Best of all, vegetable fried rice. Can't be without three or four bags of this stuff in the freezer at all times. Redman will eat fried rice down to the last grain and it's one of my best fallbacks after scrambled eggs. In fact, I put a scrambled egg in it.

Tofu with Fried Rice à la Trader Joe-San

  • 1 brick of extra-firm tofu, drained on paper towels
  • 1/4 cup cornstarch
  • Canola and sesame oil
  • Kosher salt
  • 1 or 2 bags prepared vegetable fried rice
  • 1 or 2 eggs

Cut tofu into 1" cubes, as such (and yes, I DO have to show all the steps because I'm very proud of how I cut the cubes with one hand while holding a camera in the other, do you mind?):

Heat a skillet over medium heat. Add 2 tablespoons canola oil and one tablespoon sesame oil.

Yes, that is a reused ziplock bag which at one time did hold Panda's collection of Silly Bandz.  Good eye!

Yes, that is a reused ziplock bag which at one time did hold Panda's collection of Silly Bandz.  Good eye!

Put cornstarch in a ziplock bag, add tofu. Zip the bag. Make sure it's zipped. Check again (can you tell I've made this mistake too many times?). If the bag is confirmed as zipped, shake to coat the cubes thoroughly.

Fry in the oil, shaking the pan often so that all sides are browned. Transfer to a paper-towel lined serving dish and sprinkle with salt. Add another tablespoon oil to same skillet and cook rice until thawed, stirring often. If desired, scramble eggs, making small pieces, and stir into rice.

Shown above is just one bag of rice, and all this here will feed the 4 of us with nothing left. If you have more people, or hungrier people, it's easily augmented by using another bag, or steaming some broccoli or asparagus and serving with soy sauce or any asian dipping sauce.

To the ruler, the people are heaven; to the people, food is heaven.
— Ancient Chinese Proverb

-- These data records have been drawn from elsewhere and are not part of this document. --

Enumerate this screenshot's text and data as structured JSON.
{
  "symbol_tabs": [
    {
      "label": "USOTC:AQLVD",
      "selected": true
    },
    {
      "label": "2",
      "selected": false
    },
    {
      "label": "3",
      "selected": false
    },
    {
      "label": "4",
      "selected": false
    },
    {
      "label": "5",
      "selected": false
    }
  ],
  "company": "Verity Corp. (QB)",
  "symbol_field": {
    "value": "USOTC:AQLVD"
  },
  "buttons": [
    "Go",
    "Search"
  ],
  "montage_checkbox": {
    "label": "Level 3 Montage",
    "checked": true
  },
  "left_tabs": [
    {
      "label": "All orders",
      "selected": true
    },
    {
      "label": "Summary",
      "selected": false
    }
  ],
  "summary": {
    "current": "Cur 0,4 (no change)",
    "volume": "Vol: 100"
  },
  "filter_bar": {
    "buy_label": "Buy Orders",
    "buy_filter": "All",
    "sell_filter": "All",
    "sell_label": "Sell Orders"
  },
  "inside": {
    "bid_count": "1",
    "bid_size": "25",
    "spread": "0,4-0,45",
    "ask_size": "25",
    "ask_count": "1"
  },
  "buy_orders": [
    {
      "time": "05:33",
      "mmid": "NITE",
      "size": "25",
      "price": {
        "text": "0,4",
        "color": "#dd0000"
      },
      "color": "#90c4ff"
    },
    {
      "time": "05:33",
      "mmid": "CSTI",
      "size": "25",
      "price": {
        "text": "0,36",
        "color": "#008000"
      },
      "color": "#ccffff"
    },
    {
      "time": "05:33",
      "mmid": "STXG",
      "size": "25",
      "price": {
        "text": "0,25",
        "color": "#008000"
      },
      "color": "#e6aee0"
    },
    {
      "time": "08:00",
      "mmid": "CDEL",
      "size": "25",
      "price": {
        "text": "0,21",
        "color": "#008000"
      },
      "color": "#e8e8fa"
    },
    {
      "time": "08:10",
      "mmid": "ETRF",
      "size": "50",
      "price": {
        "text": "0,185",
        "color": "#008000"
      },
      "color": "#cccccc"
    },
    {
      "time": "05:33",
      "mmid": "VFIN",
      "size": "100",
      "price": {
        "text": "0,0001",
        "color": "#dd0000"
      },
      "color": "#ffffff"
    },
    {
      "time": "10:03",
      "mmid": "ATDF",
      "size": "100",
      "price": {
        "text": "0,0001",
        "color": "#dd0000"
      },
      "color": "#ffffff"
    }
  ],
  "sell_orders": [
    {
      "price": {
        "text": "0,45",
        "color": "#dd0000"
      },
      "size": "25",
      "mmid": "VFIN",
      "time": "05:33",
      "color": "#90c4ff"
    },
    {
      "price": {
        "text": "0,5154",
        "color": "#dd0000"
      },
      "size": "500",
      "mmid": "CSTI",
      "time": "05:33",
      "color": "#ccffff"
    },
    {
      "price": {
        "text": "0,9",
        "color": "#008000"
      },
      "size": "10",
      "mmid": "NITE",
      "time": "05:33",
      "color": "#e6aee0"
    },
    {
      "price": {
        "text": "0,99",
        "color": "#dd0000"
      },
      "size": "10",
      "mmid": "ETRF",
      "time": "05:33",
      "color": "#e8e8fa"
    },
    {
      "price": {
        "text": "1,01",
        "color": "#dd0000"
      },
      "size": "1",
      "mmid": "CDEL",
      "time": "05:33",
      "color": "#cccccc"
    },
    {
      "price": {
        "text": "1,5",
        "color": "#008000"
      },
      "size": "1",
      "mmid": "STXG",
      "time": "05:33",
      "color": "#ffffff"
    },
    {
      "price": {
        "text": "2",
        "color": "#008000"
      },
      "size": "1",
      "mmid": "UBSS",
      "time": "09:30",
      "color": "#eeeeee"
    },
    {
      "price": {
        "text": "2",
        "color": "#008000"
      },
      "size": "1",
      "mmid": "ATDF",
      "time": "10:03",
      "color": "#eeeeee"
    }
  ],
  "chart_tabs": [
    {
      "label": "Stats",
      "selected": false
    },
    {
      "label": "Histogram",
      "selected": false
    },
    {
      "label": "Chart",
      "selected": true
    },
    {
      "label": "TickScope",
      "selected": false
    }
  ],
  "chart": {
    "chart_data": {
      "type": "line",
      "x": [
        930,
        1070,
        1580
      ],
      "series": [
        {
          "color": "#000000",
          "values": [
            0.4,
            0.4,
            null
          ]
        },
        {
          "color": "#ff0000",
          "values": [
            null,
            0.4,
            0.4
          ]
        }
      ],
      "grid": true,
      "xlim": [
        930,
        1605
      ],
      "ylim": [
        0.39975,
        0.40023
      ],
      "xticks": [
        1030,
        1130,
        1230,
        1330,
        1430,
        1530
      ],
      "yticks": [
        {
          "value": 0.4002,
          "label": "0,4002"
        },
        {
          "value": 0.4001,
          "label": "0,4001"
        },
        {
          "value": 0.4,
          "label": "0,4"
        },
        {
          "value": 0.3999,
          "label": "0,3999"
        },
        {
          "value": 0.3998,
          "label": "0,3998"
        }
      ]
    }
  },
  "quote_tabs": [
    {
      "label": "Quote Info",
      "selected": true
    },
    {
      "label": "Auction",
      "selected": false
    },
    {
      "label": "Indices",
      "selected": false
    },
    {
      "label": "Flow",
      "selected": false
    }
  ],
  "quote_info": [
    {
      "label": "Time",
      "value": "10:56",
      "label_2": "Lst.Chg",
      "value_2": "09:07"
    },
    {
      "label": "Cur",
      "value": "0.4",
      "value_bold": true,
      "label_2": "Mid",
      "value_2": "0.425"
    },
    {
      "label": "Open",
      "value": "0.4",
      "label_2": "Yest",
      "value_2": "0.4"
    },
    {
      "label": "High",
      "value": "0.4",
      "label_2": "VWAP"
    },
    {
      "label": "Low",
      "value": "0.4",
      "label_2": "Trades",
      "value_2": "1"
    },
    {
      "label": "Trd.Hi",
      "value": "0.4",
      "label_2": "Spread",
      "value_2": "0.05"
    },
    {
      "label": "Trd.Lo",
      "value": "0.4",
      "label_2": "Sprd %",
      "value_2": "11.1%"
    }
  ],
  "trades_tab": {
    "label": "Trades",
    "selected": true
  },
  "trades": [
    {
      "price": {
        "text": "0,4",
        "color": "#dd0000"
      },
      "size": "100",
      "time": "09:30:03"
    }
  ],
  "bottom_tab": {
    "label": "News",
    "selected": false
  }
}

Good Luck Salad

I couldn't think of anything for dinner tonight. I felt like I had to come up with something spectacular for the sake of the blog, but since this is a blog about real life, then those nights when I can't think of damn thing for dinner get included. Even take-out will be included. So there.

By the way, when do you decide what to make? Sometimes I have an idea in my head all day. Sometimes I don't get inspired until 5:00. Other times, like tonight, I got nothing. In which case there is nothing to do but surrender gracefully:

No shame in frozen pizza. And by the way, have you tried Trader Joe's Tarte d'Alsace? Actually, correction, it's not a Trader Joe's branded product, but they sell it there. It's made by Maitre Pierre but it is delicious—flatbread with gruyere cheese, ham and caramelized onions. Pandagirl will eat a whole one herself. So will I.

And speaking of Panda, she came up with the idea of making Good Luck Salad tonight, so we will be joined by my lovely sous-chef.  In her lovely panda hat.

My delicious friend Claudia taught me about Good Luck Salad, which is traditional New Year's fare in the south. We're pretty addicted to it up North here and eat it at any given opportunity, which is why my pantry is always stocked with black-eyed peas and hominy.

Good Luck Salad

Mix all. Serve. Die.

And voila, an excellent accompaniment to your frozen pizza on a night such as tonight, and a perfect dish for your aspiring young cook to put together.